- Employer medical costs are projected to rise 6.5% in 2022, according to PwC’s annual report published Wednesday. That’s slightly lower than the medical cost trend in 2021 and slightly higher than in 2016 through 2020.
- A “COVID-19 hangover” leading to increased use of medical services and potentially higher acuity patients, along with digital investments, are key drivers of the expected spending growth.
- A primary spending deflator is a greater reliance on lower-cost sites of care including virtual visits and retail clinics. Some emergency department visits — especially lower-acuity ones — may never return after the pandemic, according to the report.
Pandemic uncertainties led the consultancy to project this year’s medical cost trend to rise anywhere between 4% and 10%, with it ultimately landing around 7%. Next year it’s expected to rise 6.5%, and almost all of the driving factors can be attributed to fallout from the pandemic.
PwC’s Health Research Institute interviewed health benefits experts and health plan actuaries whose companies cover nearly 90 million employer-sponsored large group members from February through May of 2021.
Here are some of the profound shifts the healthcare industry experienced during the pandemic that respondents expect will impact future spending:
- A “COVID-19 hangover” will drive increased utilization: Utilization and spending are expected to rise in 2022 as patients who deferred care throughout the pandemic return to medical settings. During the first six months of the pandemic, people with employer-based insurance most commonly deferred their annual preventive visits, and they were also likely to report delaying routine visits for chronic illnesses and laboratory tests or screenings. As such, care deferred during the pandemic that comes back in 2022 may be higher acuity and cost than it would have been in 2020. At the same time, the cost to test, treat and vaccinate people against COVID-19 will continue, and mental health, substance abuse and population health issues all worsened during the pandemic, according to the report.
- Preparing for the next pandemic: Providers experienced supply shortages and other logistical challenges they’re working to repair before future emergencies, in turn boosting their spending. Some of those investments include new forecasting tools, improvements to their supply chains, increased wages for some staff, stockpiling personal protective equipment and infrastructure changes.
- Digital investments increase utilization: The widespread adoption of telehealth and virtual care models during the pandemic ultimately broadened patients’ access to care. It also gave way to more digital tools and analytics capabilities providers can use to enhance their relationships with patients, thus boosting utilization.
- Lower-cost sites of care: Early shutdowns and virus fears left consumers wary of traditional medical settings, making emergency departments truly a last resort.
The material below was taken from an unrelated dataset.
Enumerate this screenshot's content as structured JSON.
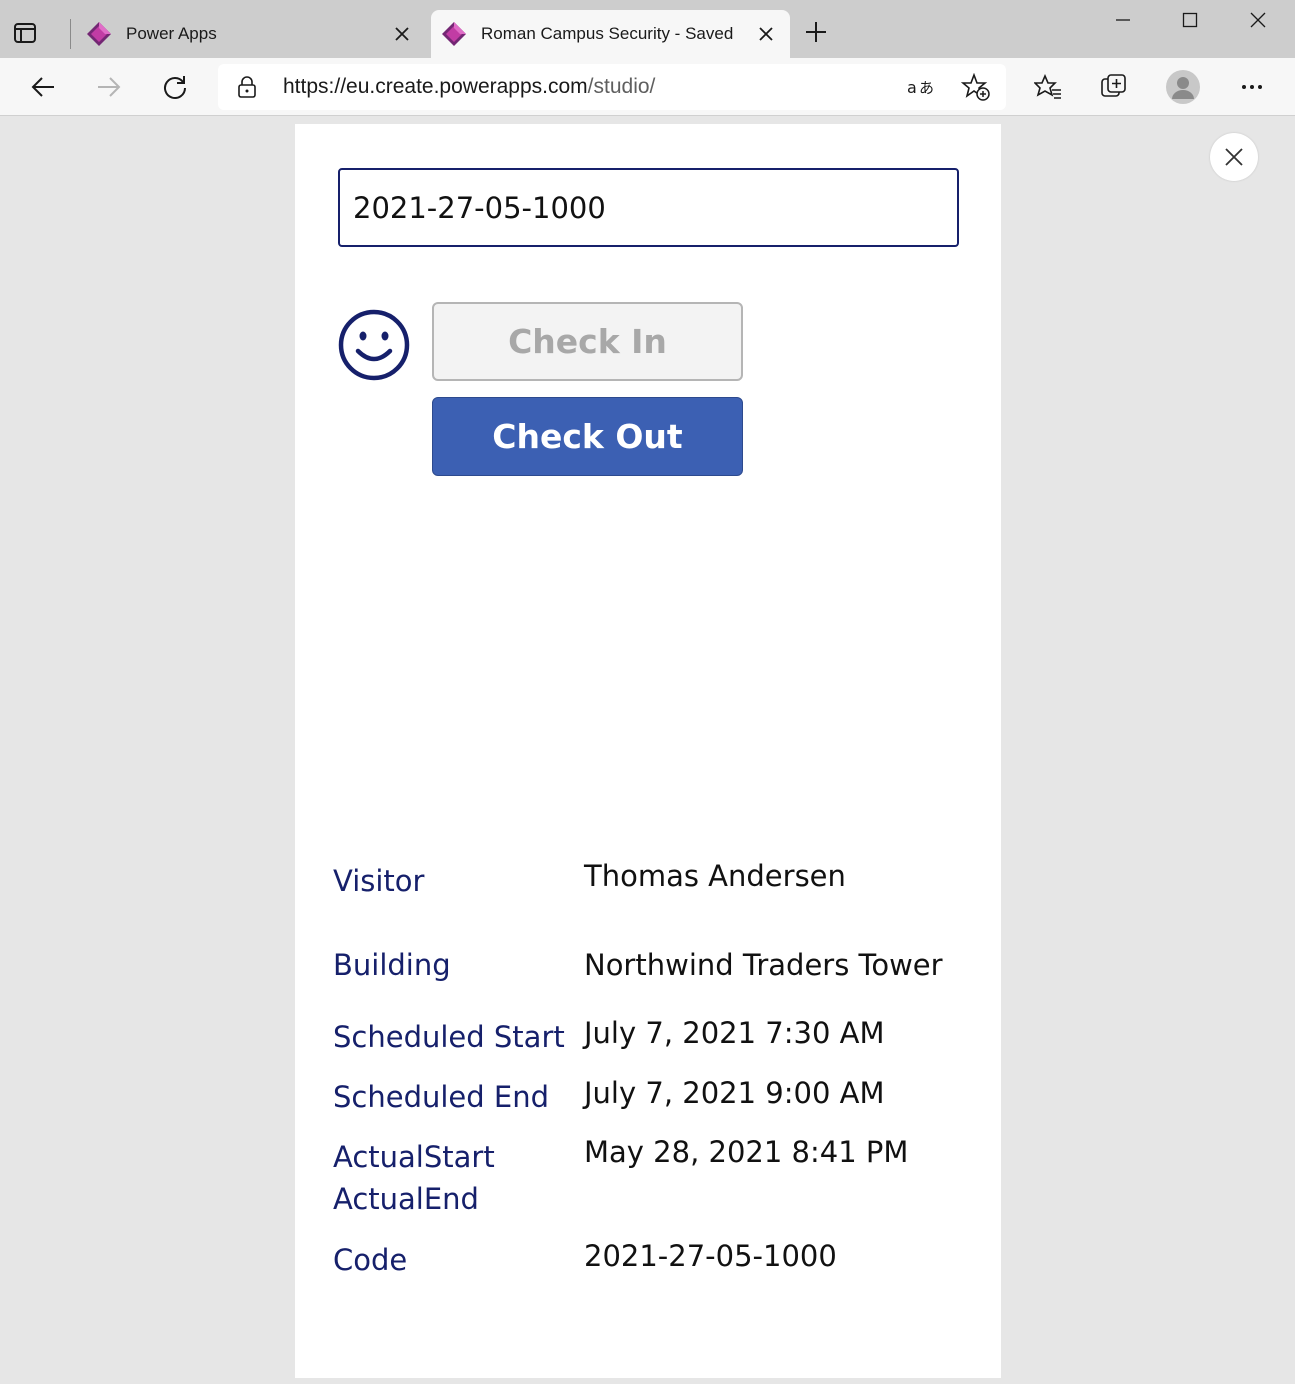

Overall emergency department volumes decreased by 42% between March and April of 2020, and at the beginning of 2021 were still 25% below pre-pandemic levels, according to data from the Centers for Disease Control and Prevention. As a result, patients embraced virtual care, retail clinics and other alternative care sites. Non-emergent visits to the emergency department, or those not resulting in an MRI, CT scan, surgery or hospitalization are common and costly. PwC estimates a 10% decrease in those visits could save employers nearly $900 million a year.
- More healthcare for less: Health systems can reduce costs with new ways of operating — for instance using remote work models, especially for administrative staff. They can also increase efficiency, reduce costs and boost revenue through process automation and cloud technology. In PwC’s 2021 survey, 31% of provider executives said that adopting automation and artificial intelligence for tasks previously performed by employees is a top priority.